The Callisto Protocol’s level design was fantastic, not to mention the stunning graphics. However, the gameplay, particularly the combat, feels a little underwhelming. The player’s only weapon option at the beginning is a melee weapon. It also has a dodge feature similar to that of a boxing game. You move the analog stick left or right by timing it with enemy attacks or simply holding it. Simply hit back with the weapon after evading the attacks. This is entertaining the first few times, but it quickly becomes monotonous. Thankfully, the game constantly throws new weaponry into the mix, which helps to alleviate some of the combat repetition.
The combat becomes more open when other weapons, such as a gravity glove and a shotgun, become accessible; nevertheless, due to a scarcity of ammo, most encounters will still rely on your melee dodging abilities. I admire how the devs opted to create their combat system instead of reusing one from another game, such as Dead Space. However, it is far from faultless, with some evident defects such as repetition. As the game is full of traps that may be employed against enemies, the gravity glove does result in some spectacular death animations.
The Callisto Protocol also incorporates stealth into its gameplay. Because confronting an enemy head-on is not always advised, Jacob must choose the stealth option, as a swarm of enemies may swiftly kill him. This results in some truly disturbing animations of Jacob being killed. It’s also great to observe the attention to detail here as Jacob becomes saturated in blood as he faces more enemies. While The Callisto Protocol’s melee combat works well in one-on-one battles, it is a terrible experience among a group of enemies. Because there is no easy method to avoid multiple attacks, I am sure that virtually everyone will die at some time if they are attacked by many enemies.
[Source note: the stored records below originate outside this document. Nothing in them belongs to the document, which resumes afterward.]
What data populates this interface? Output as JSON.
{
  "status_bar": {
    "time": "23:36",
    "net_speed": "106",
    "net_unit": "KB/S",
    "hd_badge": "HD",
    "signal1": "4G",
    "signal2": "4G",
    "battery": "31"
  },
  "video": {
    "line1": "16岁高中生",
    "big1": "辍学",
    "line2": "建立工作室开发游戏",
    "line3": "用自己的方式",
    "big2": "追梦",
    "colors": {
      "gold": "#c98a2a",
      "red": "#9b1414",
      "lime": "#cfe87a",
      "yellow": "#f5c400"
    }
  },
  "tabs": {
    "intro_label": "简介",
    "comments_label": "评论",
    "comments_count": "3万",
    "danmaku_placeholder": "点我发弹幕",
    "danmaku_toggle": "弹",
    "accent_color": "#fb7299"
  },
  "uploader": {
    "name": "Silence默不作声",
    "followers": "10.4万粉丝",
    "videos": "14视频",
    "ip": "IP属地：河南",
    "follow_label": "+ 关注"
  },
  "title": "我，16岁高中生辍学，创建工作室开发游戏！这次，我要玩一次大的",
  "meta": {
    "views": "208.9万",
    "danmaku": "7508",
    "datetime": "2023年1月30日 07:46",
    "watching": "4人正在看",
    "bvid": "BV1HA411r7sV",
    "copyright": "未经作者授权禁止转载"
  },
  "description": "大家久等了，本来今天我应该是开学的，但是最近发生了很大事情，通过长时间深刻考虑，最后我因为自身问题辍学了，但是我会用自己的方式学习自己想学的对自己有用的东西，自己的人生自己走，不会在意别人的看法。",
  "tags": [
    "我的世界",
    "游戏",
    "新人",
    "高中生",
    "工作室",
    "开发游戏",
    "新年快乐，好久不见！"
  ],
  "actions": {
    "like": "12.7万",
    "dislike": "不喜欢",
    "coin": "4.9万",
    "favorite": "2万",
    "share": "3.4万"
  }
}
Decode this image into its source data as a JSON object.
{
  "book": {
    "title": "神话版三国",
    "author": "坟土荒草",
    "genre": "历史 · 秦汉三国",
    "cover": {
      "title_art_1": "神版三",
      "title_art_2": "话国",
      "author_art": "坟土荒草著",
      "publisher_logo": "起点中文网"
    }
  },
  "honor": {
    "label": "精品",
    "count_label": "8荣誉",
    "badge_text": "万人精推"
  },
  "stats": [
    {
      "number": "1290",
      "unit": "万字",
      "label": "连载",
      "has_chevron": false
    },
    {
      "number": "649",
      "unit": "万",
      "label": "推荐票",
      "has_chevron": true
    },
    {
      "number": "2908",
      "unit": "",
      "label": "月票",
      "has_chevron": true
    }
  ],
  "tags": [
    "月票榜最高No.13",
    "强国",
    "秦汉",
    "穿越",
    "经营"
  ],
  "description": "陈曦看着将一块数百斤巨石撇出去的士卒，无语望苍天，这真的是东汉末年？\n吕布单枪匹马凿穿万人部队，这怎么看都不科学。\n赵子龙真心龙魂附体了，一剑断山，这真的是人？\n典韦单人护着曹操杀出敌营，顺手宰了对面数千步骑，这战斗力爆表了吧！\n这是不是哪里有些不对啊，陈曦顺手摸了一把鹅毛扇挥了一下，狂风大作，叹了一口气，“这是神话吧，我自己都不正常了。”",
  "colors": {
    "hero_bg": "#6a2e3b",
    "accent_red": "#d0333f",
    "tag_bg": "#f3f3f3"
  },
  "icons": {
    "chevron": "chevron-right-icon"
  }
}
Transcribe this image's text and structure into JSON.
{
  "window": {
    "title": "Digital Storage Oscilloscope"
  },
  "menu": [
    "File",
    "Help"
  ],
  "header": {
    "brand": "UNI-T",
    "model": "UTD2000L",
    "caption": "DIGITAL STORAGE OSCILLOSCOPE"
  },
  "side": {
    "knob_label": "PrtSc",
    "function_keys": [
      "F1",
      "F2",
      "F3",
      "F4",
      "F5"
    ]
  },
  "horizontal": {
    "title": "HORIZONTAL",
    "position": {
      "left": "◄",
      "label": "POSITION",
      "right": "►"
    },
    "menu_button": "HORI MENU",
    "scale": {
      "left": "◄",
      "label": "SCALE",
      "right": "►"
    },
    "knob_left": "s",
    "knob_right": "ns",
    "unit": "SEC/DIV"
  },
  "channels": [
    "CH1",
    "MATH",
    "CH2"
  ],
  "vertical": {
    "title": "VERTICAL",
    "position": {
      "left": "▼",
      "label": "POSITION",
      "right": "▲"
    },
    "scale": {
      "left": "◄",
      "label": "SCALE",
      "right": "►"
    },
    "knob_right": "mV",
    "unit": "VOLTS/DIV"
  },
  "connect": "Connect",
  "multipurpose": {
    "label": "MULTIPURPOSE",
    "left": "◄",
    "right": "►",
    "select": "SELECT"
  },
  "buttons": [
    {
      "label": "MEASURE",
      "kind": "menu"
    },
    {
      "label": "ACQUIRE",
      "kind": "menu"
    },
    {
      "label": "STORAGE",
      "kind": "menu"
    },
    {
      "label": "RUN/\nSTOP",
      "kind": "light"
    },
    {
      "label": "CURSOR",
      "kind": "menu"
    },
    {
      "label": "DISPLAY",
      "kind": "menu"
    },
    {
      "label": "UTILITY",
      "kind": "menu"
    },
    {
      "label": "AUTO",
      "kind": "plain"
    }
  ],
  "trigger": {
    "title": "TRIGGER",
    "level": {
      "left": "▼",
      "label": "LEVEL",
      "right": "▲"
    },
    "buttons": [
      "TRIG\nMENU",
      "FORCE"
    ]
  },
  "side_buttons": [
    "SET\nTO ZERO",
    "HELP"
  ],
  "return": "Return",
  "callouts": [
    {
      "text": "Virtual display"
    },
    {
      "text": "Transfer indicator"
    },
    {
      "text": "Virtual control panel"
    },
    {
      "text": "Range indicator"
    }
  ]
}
The game also stands out for its inventive use of audio. DualSense allows you to hear radio chatter and audio logs. The game uses sound to induce scares, but my primary concern with The Callisto Protocol was a lack of suspense. It never seems like a true horror game, despite its attempts to promote itself as one. This is not to say that the game is bad; except for the issues mentioned above, I found it pretty enjoyable to play.
Overall, I would strongly advise anyone who enjoyed the Dead Space series to purchase The Callisto Protocol. While this title may lack suspense or fear factor in the survival horror genre, it is nonetheless a worthwhile release with some fascinating lore and superb production quality that we have seldom seen for a game in this genre.
The Callisto Protocol Game Information
- Price: $69.99
- Publisher: Krafton
- Developer: Striking Distance Studios
- Platform: PS5 (Reviewed)
- Disclaimer: A review code was given by the publisher